Leaving all pictures aside, write out the records below precisely as given.

_____

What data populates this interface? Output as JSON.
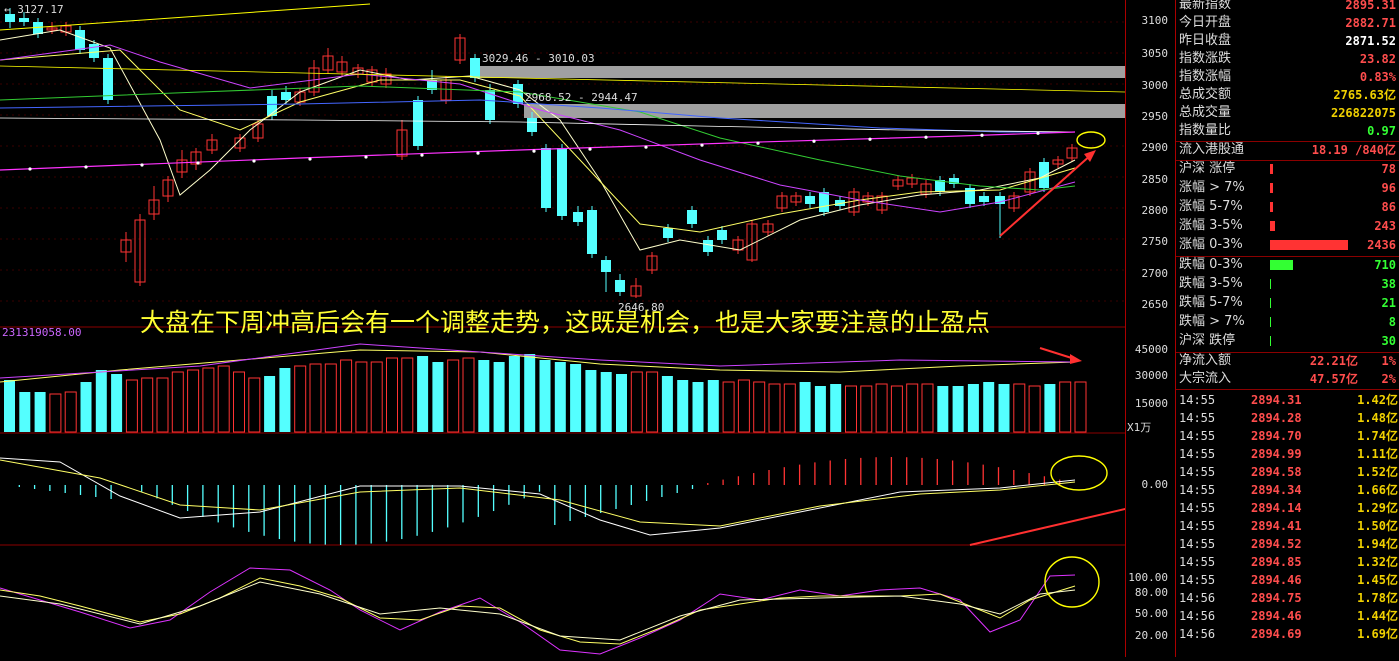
{
  "main_chart": {
    "top_price_label": "3127.17",
    "low_price_label": "2646.80",
    "box1_label": "3029.46 - 3010.03",
    "box2_label": "2968.52 - 2944.47",
    "volume_label": "231319058.00",
    "volume_unit": "X1万",
    "annotation": "大盘在下周冲高后会有一个调整走势，这既是机会，也是大家要注意的止盈点"
  },
  "price_axis": [
    "3100",
    "3050",
    "3000",
    "2950",
    "2900",
    "2850",
    "2800",
    "2750",
    "2700",
    "2650"
  ],
  "volume_axis": [
    "45000",
    "30000",
    "15000"
  ],
  "macd_axis": [
    "0.00"
  ],
  "kdj_axis": [
    "100.00",
    "80.00",
    "50.00",
    "20.00"
  ],
  "colors": {
    "up": "#ff3333",
    "down": "#54ffff",
    "text_yellow": "#f0d000",
    "green": "#33ff33"
  },
  "stats": [
    {
      "label": "最新指数",
      "value": "2895.31",
      "color": "#ff4d4d"
    },
    {
      "label": "今日开盘",
      "value": "2882.71",
      "color": "#ff4d4d"
    },
    {
      "label": "昨日收盘",
      "value": "2871.52",
      "color": "#ffffff"
    },
    {
      "label": "指数涨跌",
      "value": "23.82",
      "color": "#ff4d4d"
    },
    {
      "label": "指数涨幅",
      "value": "0.83%",
      "color": "#ff4d4d"
    },
    {
      "label": "总成交额",
      "value": "2765.63亿",
      "color": "#f0d000"
    },
    {
      "label": "总成交量",
      "value": "226822075",
      "color": "#f0d000"
    },
    {
      "label": "指数量比",
      "value": "0.97",
      "color": "#33ff33"
    }
  ],
  "hk_flow": {
    "label": "流入港股通",
    "value": "18.19 /840亿"
  },
  "up_dist": [
    {
      "label": "沪深 涨停",
      "count": "78",
      "fill": 0.01
    },
    {
      "label": "涨幅 > 7%",
      "count": "96",
      "fill": 0.01
    },
    {
      "label": "涨幅 5-7%",
      "count": "86",
      "fill": 0.01
    },
    {
      "label": "涨幅 3-5%",
      "count": "243",
      "fill": 0.06
    },
    {
      "label": "涨幅 0-3%",
      "count": "2436",
      "fill": 1.0
    }
  ],
  "down_dist": [
    {
      "label": "跌幅 0-3%",
      "count": "710",
      "fill": 0.29
    },
    {
      "label": "跌幅 3-5%",
      "count": "38",
      "fill": 0.005
    },
    {
      "label": "跌幅 5-7%",
      "count": "21",
      "fill": 0.005
    },
    {
      "label": "跌幅 > 7%",
      "count": "8",
      "fill": 0.005
    },
    {
      "label": "沪深 跌停",
      "count": "30",
      "fill": 0.005
    }
  ],
  "flows": [
    {
      "label": "净流入额",
      "value": "22.21亿",
      "pct": "1%"
    },
    {
      "label": "大宗流入",
      "value": "47.57亿",
      "pct": "2%"
    }
  ],
  "ticks": [
    {
      "time": "14:55",
      "price": "2894.31",
      "vol": "1.42亿"
    },
    {
      "time": "14:55",
      "price": "2894.28",
      "vol": "1.48亿"
    },
    {
      "time": "14:55",
      "price": "2894.70",
      "vol": "1.74亿"
    },
    {
      "time": "14:55",
      "price": "2894.99",
      "vol": "1.11亿"
    },
    {
      "time": "14:55",
      "price": "2894.58",
      "vol": "1.52亿"
    },
    {
      "time": "14:55",
      "price": "2894.34",
      "vol": "1.66亿"
    },
    {
      "time": "14:55",
      "price": "2894.14",
      "vol": "1.29亿"
    },
    {
      "time": "14:55",
      "price": "2894.41",
      "vol": "1.50亿"
    },
    {
      "time": "14:55",
      "price": "2894.52",
      "vol": "1.94亿"
    },
    {
      "time": "14:55",
      "price": "2894.85",
      "vol": "1.32亿"
    },
    {
      "time": "14:55",
      "price": "2894.46",
      "vol": "1.45亿"
    },
    {
      "time": "14:56",
      "price": "2894.75",
      "vol": "1.78亿"
    },
    {
      "time": "14:56",
      "price": "2894.46",
      "vol": "1.44亿"
    },
    {
      "time": "14:56",
      "price": "2894.69",
      "vol": "1.69亿"
    }
  ]
}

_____

> WRITTEN RESPONSE:
What data populates this interface? Output as JSON.
{
  "main_chart": {
    "top_price_label": "3127.17",
    "low_price_label": "2646.80",
    "box1_label": "3029.46 - 3010.03",
    "box2_label": "2968.52 - 2944.47",
    "volume_label": "231319058.00",
    "volume_unit": "X1万",
    "annotation": "大盘在下周冲高后会有一个调整走势，这既是机会，也是大家要注意的止盈点"
  },
  "price_axis": [
    "3100",
    "3050",
    "3000",
    "2950",
    "2900",
    "2850",
    "2800",
    "2750",
    "2700",
    "2650"
  ],
  "volume_axis": [
    "45000",
    "30000",
    "15000"
  ],
  "macd_axis": [
    "0.00"
  ],
  "kdj_axis": [
    "100.00",
    "80.00",
    "50.00",
    "20.00"
  ],
  "colors": {
    "up": "#ff3333",
    "down": "#54ffff",
    "text_yellow": "#f0d000",
    "green": "#33ff33"
  },
  "stats": [
    {
      "label": "最新指数",
      "value": "2895.31",
      "color": "#ff4d4d"
    },
    {
      "label": "今日开盘",
      "value": "2882.71",
      "color": "#ff4d4d"
    },
    {
      "label": "昨日收盘",
      "value": "2871.52",
      "color": "#ffffff"
    },
    {
      "label": "指数涨跌",
      "value": "23.82",
      "color": "#ff4d4d"
    },
    {
      "label": "指数涨幅",
      "value": "0.83%",
      "color": "#ff4d4d"
    },
    {
      "label": "总成交额",
      "value": "2765.63亿",
      "color": "#f0d000"
    },
    {
      "label": "总成交量",
      "value": "226822075",
      "color": "#f0d000"
    },
    {
      "label": "指数量比",
      "value": "0.97",
      "color": "#33ff33"
    }
  ],
  "hk_flow": {
    "label": "流入港股通",
    "value": "18.19 /840亿"
  },
  "up_dist": [
    {
      "label": "沪深 涨停",
      "count": "78",
      "fill": 0.01
    },
    {
      "label": "涨幅 > 7%",
      "count": "96",
      "fill": 0.01
    },
    {
      "label": "涨幅 5-7%",
      "count": "86",
      "fill": 0.01
    },
    {
      "label": "涨幅 3-5%",
      "count": "243",
      "fill": 0.06
    },
    {
      "label": "涨幅 0-3%",
      "count": "2436",
      "fill": 1.0
    }
  ],
  "down_dist": [
    {
      "label": "跌幅 0-3%",
      "count": "710",
      "fill": 0.29
    },
    {
      "label": "跌幅 3-5%",
      "count": "38",
      "fill": 0.005
    },
    {
      "label": "跌幅 5-7%",
      "count": "21",
      "fill": 0.005
    },
    {
      "label": "跌幅 > 7%",
      "count": "8",
      "fill": 0.005
    },
    {
      "label": "沪深 跌停",
      "count": "30",
      "fill": 0.005
    }
  ],
  "flows": [
    {
      "label": "净流入额",
      "value": "22.21亿",
      "pct": "1%"
    },
    {
      "label": "大宗流入",
      "value": "47.57亿",
      "pct": "2%"
    }
  ],
  "ticks": [
    {
      "time": "14:55",
      "price": "2894.31",
      "vol": "1.42亿"
    },
    {
      "time": "14:55",
      "price": "2894.28",
      "vol": "1.48亿"
    },
    {
      "time": "14:55",
      "price": "2894.70",
      "vol": "1.74亿"
    },
    {
      "time": "14:55",
      "price": "2894.99",
      "vol": "1.11亿"
    },
    {
      "time": "14:55",
      "price": "2894.58",
      "vol": "1.52亿"
    },
    {
      "time": "14:55",
      "price": "2894.34",
      "vol": "1.66亿"
    },
    {
      "time": "14:55",
      "price": "2894.14",
      "vol": "1.29亿"
    },
    {
      "time": "14:55",
      "price": "2894.41",
      "vol": "1.50亿"
    },
    {
      "time": "14:55",
      "price": "2894.52",
      "vol": "1.94亿"
    },
    {
      "time": "14:55",
      "price": "2894.85",
      "vol": "1.32亿"
    },
    {
      "time": "14:55",
      "price": "2894.46",
      "vol": "1.45亿"
    },
    {
      "time": "14:56",
      "price": "2894.75",
      "vol": "1.78亿"
    },
    {
      "time": "14:56",
      "price": "2894.46",
      "vol": "1.44亿"
    },
    {
      "time": "14:56",
      "price": "2894.69",
      "vol": "1.69亿"
    }
  ]
}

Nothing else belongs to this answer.